The actions of the ECB etc. are crucial

Investors should keep a very close eye on the behaviour (not the statements) of the federal banks. It must be assumed that, since they are agents, their political interests are likely to be rather short-term. There might come a time when the "smart money" which has been building liquidity for months will flow back into real goods to prevent an impending inflation.  

In order to be able to assess the level of potential panic at the federal panics, special deflation notices are helpful. The friend of savers and investors, they are the archenemy of debtors. While a deflatory shock is still possible, investors should maintain their spread across much liquidity, precious metals, market-neutral strategies, shares with attractive price book values and, if available, properties - all flanked by sensible hedges against crashes. 

When inflation rates increase while economic data remains weak, this will be the time for panic at the federal banks and of a possible "crack up boom". You will hear from us again then.

Uwe Günther

Uwe Günther is a founding member and Managing Director of BPM - Berlin Portfolio Management GmbH, Berlin. He also serves as co-investment advisor of Mischfond BPM Global Income Fund.


This publication is for information purposes and use by the recipient only.
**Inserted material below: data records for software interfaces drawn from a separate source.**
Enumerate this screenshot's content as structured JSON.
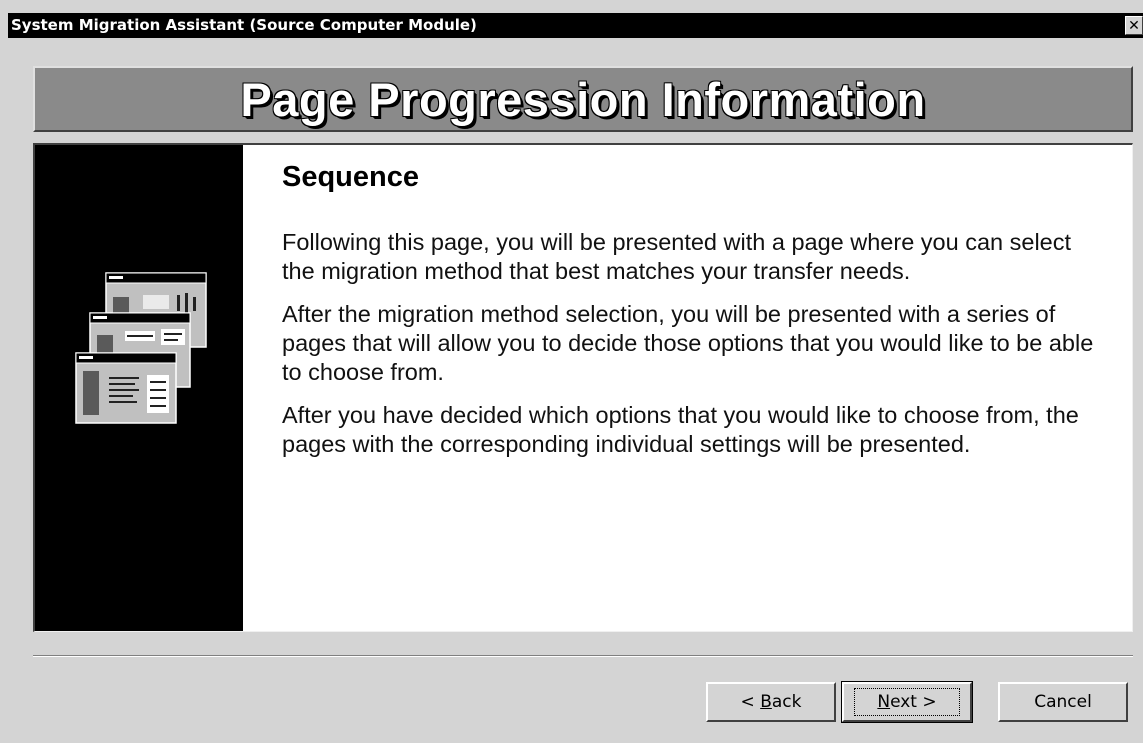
{
  "window": {
    "title": "System Migration Assistant (Source Computer Module)",
    "close_glyph": "✕"
  },
  "banner": {
    "title": "Page Progression Information"
  },
  "content": {
    "heading": "Sequence",
    "paragraphs": [
      "Following this page, you will be presented with a page where you can select the migration method that best matches your transfer needs.",
      "After the migration method selection, you will be presented with a series of pages that will allow you to decide those options that you would like to be able to choose from.",
      "After you have decided which options that you would like to choose from, the pages with the corresponding individual settings will be presented."
    ],
    "illustration_icon": "stacked-windows-icon"
  },
  "buttons": {
    "back": {
      "prefix": "< ",
      "mnemonic": "B",
      "rest": "ack"
    },
    "next": {
      "mnemonic": "N",
      "rest": "ext >"
    },
    "cancel": {
      "label": "Cancel"
    }
  },
  "colors": {
    "titlebar": "#000000",
    "banner": "#8a8a8a",
    "left_panel": "#000000",
    "dialog_face": "#d4d4d4"
  }
}
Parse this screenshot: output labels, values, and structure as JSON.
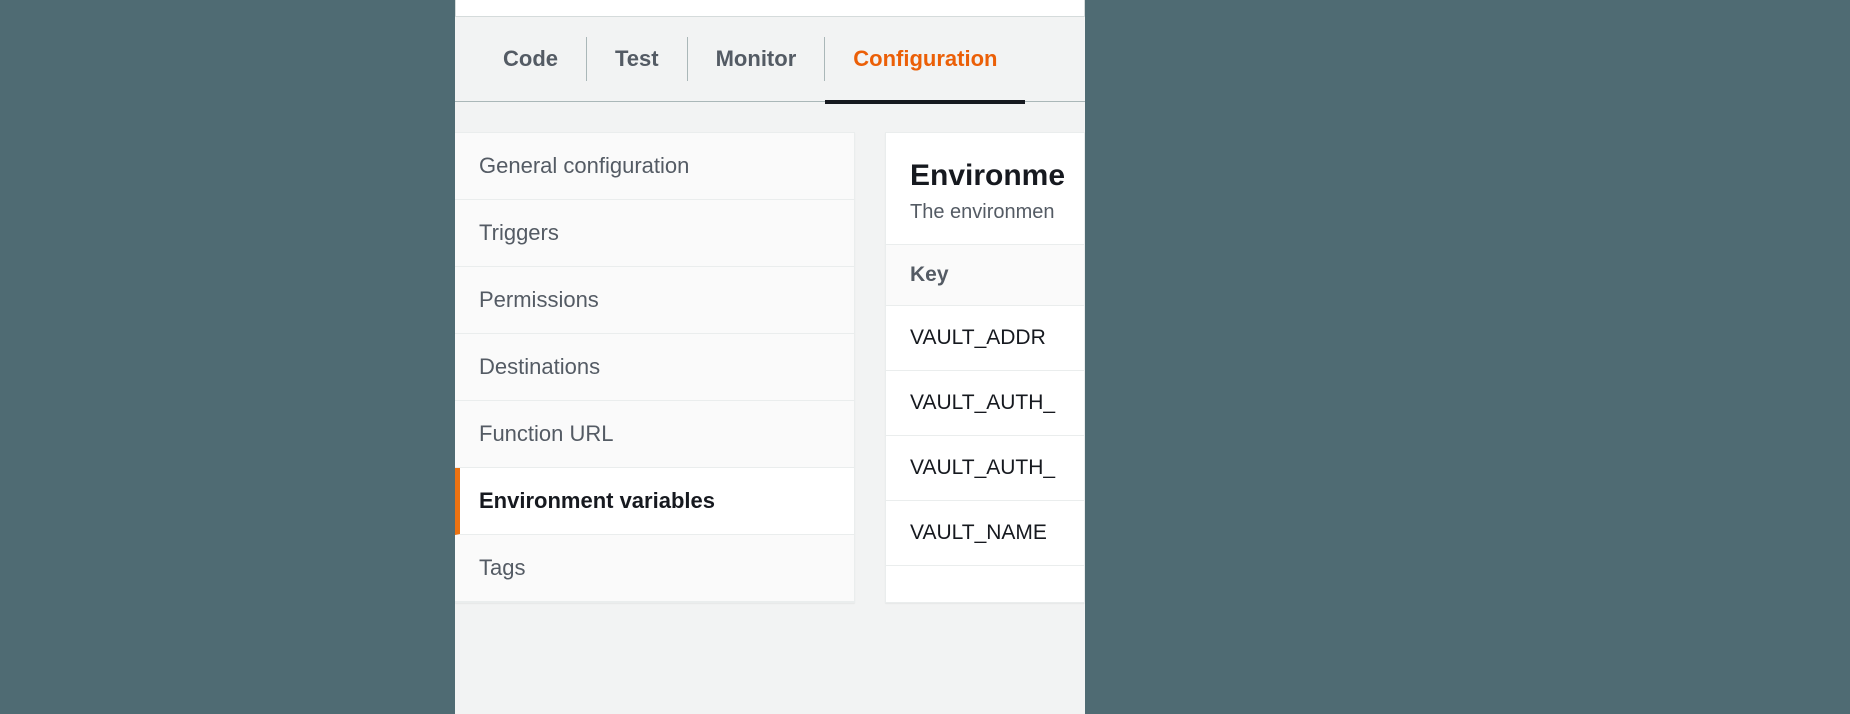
{
  "tabs": {
    "items": [
      {
        "label": "Code"
      },
      {
        "label": "Test"
      },
      {
        "label": "Monitor"
      },
      {
        "label": "Configuration"
      }
    ],
    "activeIndex": 3
  },
  "sidebar": {
    "items": [
      {
        "label": "General configuration"
      },
      {
        "label": "Triggers"
      },
      {
        "label": "Permissions"
      },
      {
        "label": "Destinations"
      },
      {
        "label": "Function URL"
      },
      {
        "label": "Environment variables"
      },
      {
        "label": "Tags"
      }
    ],
    "activeIndex": 5
  },
  "main": {
    "title": "Environme",
    "description": "The environmen",
    "table": {
      "header_key": "Key",
      "rows": [
        {
          "key": "VAULT_ADDR"
        },
        {
          "key": "VAULT_AUTH_"
        },
        {
          "key": "VAULT_AUTH_"
        },
        {
          "key": "VAULT_NAME"
        }
      ]
    }
  }
}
It neither constitutes an offer nor a request on the part of or for BPM - Berlin Portfolio Management GmbH - to purchase or sell securities or investment funds. The information contained in the current publication was obtained from sources deemed to be reliable. However, BPM - Berlin Portfolio Management GmbH does not guarantee their reliability and completeness and accepts no liability for losses resulting from a use of this information.

back to the previous page